Frequently Asked Questions About Real Estate Law
We have compiled a small list of commonly asked questions related to the sale of real estate, both residential and commercial. If you would like further clarification regarding any of these questions, or if you would like to discuss your own particular situation, please call 518-392-2555 or email us.
In New York State, it is customary for both the seller and purchaser to have their own attorney in a real estate transaction. The responsibilities of the seller’s attorney include to prepare and negotiate the terms of a real estate contract, prepare seller transfer documents, address title issues and existing liens, prepare a closing statement and represent the seller at the closing. The purchaser’s attorney will review and negotiate the terms of the seller’s contract, order a title search and title insurance, review title matters (including easements, restrictions and rights-of-way), review assessment and property tax figures, discuss the option of obtaining a new property survey, coordinate a closing with the mortgage company’s attorney, prepare a closing statement and represent the purchaser at the closing.
Expenses vary depending on whether you are the seller or the purchaser and also on the complexity of the transaction, type of real estate and whether financing is involved. A flat fee is often quoted for a straightforward transaction, but an hourly rate may be used if complications are likely to arise. At closing, the seller will pay a New York State transfer tax, and depending on location of the property, a county transfer tax. The seller also pays the real estate broker’s commission, as well as the balance of any existing mortgages or other liens affecting the property. The purchaser will pay the cost of recording the new deed and mortgage, the New York State mortgage tax (generally 1% of the amount of the mortgage), and bank fees associated with the mortgage. We review all of these expenses with the client early on in the transaction to ensure that he or she knows what to expect for total closing costs.
It is always a good idea to have a competent home inspector or contractor thoroughly inspect a home for defects prior to closing. Purchasers will typically have structural, pest, septic, water, radon and electrical inspections done either prior to signing a contract, or after signing the contract and pursuant to the inspection contingency in the contract.
When selling residential property in New York, a seller is normally required to either to give the purchaser a Property Condition Disclosure Statement; or, provide them with a $500.00 credit in lieu of this Statement. However, providing this Statement to a purchaser creates post-closing liability for the seller and it is always a good idea to discuss these options with your attorney to determine which option is best for you.

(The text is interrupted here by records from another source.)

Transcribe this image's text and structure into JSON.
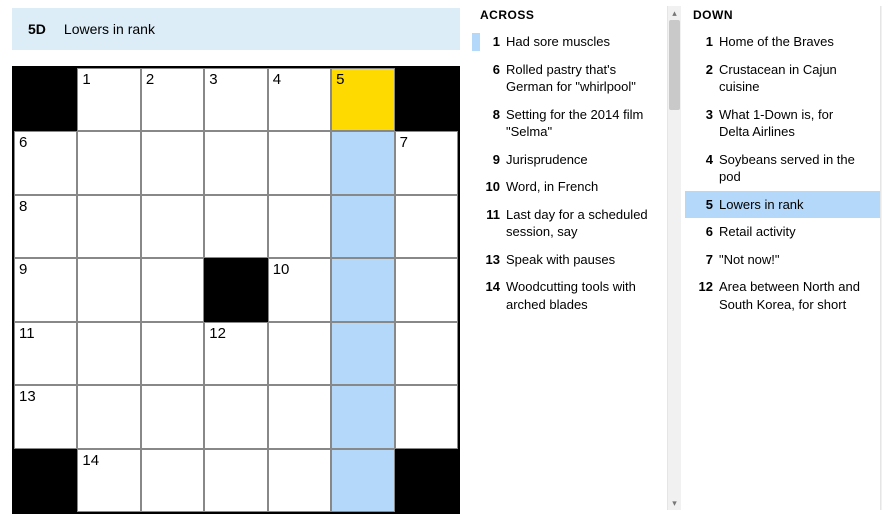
{
  "cluebar": {
    "num": "5D",
    "text": "Lowers in rank"
  },
  "grid": {
    "size": 7,
    "cells": [
      [
        "#",
        "1",
        "2",
        "3",
        "4",
        "5*",
        "#"
      ],
      [
        "6",
        ".",
        ".",
        ".",
        ".",
        "+",
        "7"
      ],
      [
        "8",
        ".",
        ".",
        ".",
        ".",
        "+",
        "."
      ],
      [
        "9",
        ".",
        ".",
        "#",
        "10",
        "+",
        "."
      ],
      [
        "11",
        ".",
        ".",
        "12",
        ".",
        "+",
        "."
      ],
      [
        "13",
        ".",
        ".",
        ".",
        ".",
        "+",
        "."
      ],
      [
        "#",
        "14",
        ".",
        ".",
        ".",
        "+",
        "#"
      ]
    ]
  },
  "across": {
    "title": "ACROSS",
    "clues": [
      {
        "n": "1",
        "t": "Had sore muscles",
        "barred": true
      },
      {
        "n": "6",
        "t": "Rolled pastry that's German for \"whirlpool\""
      },
      {
        "n": "8",
        "t": "Setting for the 2014 film \"Selma\""
      },
      {
        "n": "9",
        "t": "Jurisprudence"
      },
      {
        "n": "10",
        "t": "Word, in French"
      },
      {
        "n": "11",
        "t": "Last day for a scheduled session, say"
      },
      {
        "n": "13",
        "t": "Speak with pauses"
      },
      {
        "n": "14",
        "t": "Woodcutting tools with arched blades"
      }
    ]
  },
  "down": {
    "title": "DOWN",
    "clues": [
      {
        "n": "1",
        "t": "Home of the Braves"
      },
      {
        "n": "2",
        "t": "Crustacean in Cajun cuisine"
      },
      {
        "n": "3",
        "t": "What 1-Down is, for Delta Airlines"
      },
      {
        "n": "4",
        "t": "Soybeans served in the pod"
      },
      {
        "n": "5",
        "t": "Lowers in rank",
        "selected": true
      },
      {
        "n": "6",
        "t": "Retail activity"
      },
      {
        "n": "7",
        "t": "\"Not now!\""
      },
      {
        "n": "12",
        "t": "Area between North and South Korea, for short"
      }
    ]
  }
}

The Closing Disclosure, or “CD” as it is often referred to, is the result of new TRID banking regulations that have eliminated the standard Form HUD-1 Statement in an effort to create a more all-inclusive and easier to understand closing statement for home buyers obtaining mortgages. The extent to which the CD achieves this goal is open for debate. However, it is now what the banks will provide to borrowers to disclose loan costs, and we frequently review these disclosures with clients prior to closing to insure that the bank fees being charged are usual and accurate.
A Quit Claim Deed conveys real estate to a grantee without any warranty of title by the grantor. This is as compared to a Full Warranty Deed where the grantor warrants title to a grantee, including the title of prior owners. A Bargain and Sale Deed is the deed type most commonly used in New York’s Hudson Valley. This type of Deed includes a title warranty from the current owner, but no warranty as to title of prior owners.
Section 1402-a of the New York Tax Law imposes a 1% tax on any sale of any residential property with a purchase price equal to or over $1,000,000.00. This tax is reported on the transfer tax return (form TP-584). Whereas transfer taxes are generally paid by the seller, the mansion tax is paid by the purchaser at the time of closing. If a portion of the property is non‑residential in character, it may be possible to allocate the purchase price between the residential and non-residential portion of the property, thereby reducing, or in some cases, eliminating this tax. However, the New York State Tax Department will frequently audit these allocations, so it is important to review all of the property details and regulations carefully with an attorney.
No. In most cases, both the seller and purchaser can avoid physically attending the closing by signing transfer documents ahead of time.